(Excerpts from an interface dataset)
* * *

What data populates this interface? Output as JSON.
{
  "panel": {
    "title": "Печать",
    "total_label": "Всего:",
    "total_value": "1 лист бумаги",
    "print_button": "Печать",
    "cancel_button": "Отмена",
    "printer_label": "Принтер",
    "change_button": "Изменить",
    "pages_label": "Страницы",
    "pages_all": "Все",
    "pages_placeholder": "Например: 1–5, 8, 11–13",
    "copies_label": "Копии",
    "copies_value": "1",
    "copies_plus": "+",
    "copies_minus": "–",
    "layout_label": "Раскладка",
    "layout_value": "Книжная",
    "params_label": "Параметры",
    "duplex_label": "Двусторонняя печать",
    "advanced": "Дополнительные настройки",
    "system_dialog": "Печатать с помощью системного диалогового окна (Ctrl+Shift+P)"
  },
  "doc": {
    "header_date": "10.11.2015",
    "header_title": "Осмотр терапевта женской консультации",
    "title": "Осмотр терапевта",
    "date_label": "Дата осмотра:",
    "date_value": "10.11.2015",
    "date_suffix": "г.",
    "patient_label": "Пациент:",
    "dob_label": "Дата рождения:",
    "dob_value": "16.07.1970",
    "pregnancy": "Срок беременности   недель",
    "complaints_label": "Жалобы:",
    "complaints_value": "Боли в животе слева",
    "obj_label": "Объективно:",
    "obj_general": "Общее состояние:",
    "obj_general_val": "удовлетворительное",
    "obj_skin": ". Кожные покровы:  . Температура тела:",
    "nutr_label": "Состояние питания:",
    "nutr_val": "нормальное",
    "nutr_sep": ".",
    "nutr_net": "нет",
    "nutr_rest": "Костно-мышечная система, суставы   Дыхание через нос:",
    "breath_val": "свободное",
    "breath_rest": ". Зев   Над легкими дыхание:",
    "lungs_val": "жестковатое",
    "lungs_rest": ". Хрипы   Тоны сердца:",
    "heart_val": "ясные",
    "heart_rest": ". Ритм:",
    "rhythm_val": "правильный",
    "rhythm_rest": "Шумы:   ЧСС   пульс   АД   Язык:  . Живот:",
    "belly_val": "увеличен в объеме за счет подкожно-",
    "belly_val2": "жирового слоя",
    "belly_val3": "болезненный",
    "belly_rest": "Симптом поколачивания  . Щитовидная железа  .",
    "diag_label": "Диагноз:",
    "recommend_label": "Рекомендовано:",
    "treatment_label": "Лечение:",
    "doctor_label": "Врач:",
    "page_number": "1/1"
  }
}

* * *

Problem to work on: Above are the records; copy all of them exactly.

Exercise result:
What data populates this interface? Output as JSON.
{
  "panel": {
    "title": "Печать",
    "total_label": "Всего:",
    "total_value": "1 лист бумаги",
    "print_button": "Печать",
    "cancel_button": "Отмена",
    "printer_label": "Принтер",
    "change_button": "Изменить",
    "pages_label": "Страницы",
    "pages_all": "Все",
    "pages_placeholder": "Например: 1–5, 8, 11–13",
    "copies_label": "Копии",
    "copies_value": "1",
    "copies_plus": "+",
    "copies_minus": "–",
    "layout_label": "Раскладка",
    "layout_value": "Книжная",
    "params_label": "Параметры",
    "duplex_label": "Двусторонняя печать",
    "advanced": "Дополнительные настройки",
    "system_dialog": "Печатать с помощью системного диалогового окна (Ctrl+Shift+P)"
  },
  "doc": {
    "header_date": "10.11.2015",
    "header_title": "Осмотр терапевта женской консультации",
    "title": "Осмотр терапевта",
    "date_label": "Дата осмотра:",
    "date_value": "10.11.2015",
    "date_suffix": "г.",
    "patient_label": "Пациент:",
    "dob_label": "Дата рождения:",
    "dob_value": "16.07.1970",
    "pregnancy": "Срок беременности   недель",
    "complaints_label": "Жалобы:",
    "complaints_value": "Боли в животе слева",
    "obj_label": "Объективно:",
    "obj_general": "Общее состояние:",
    "obj_general_val": "удовлетворительное",
    "obj_skin": ". Кожные покровы:  . Температура тела:",
    "nutr_label": "Состояние питания:",
    "nutr_val": "нормальное",
    "nutr_sep": ".",
    "nutr_net": "нет",
    "nutr_rest": "Костно-мышечная система, суставы   Дыхание через нос:",
    "breath_val": "свободное",
    "breath_rest": ". Зев   Над легкими дыхание:",
    "lungs_val": "жестковатое",
    "lungs_rest": ". Хрипы   Тоны сердца:",
    "heart_val": "ясные",
    "heart_rest": ". Ритм:",
    "rhythm_val": "правильный",
    "rhythm_rest": "Шумы:   ЧСС   пульс   АД   Язык:  . Живот:",
    "belly_val": "увеличен в объеме за счет подкожно-",
    "belly_val2": "жирового слоя",
    "belly_val3": "болезненный",
    "belly_rest": "Симптом поколачивания  . Щитовидная железа  .",
    "diag_label": "Диагноз:",
    "recommend_label": "Рекомендовано:",
    "treatment_label": "Лечение:",
    "doctor_label": "Врач:",
    "page_number": "1/1"
  }
}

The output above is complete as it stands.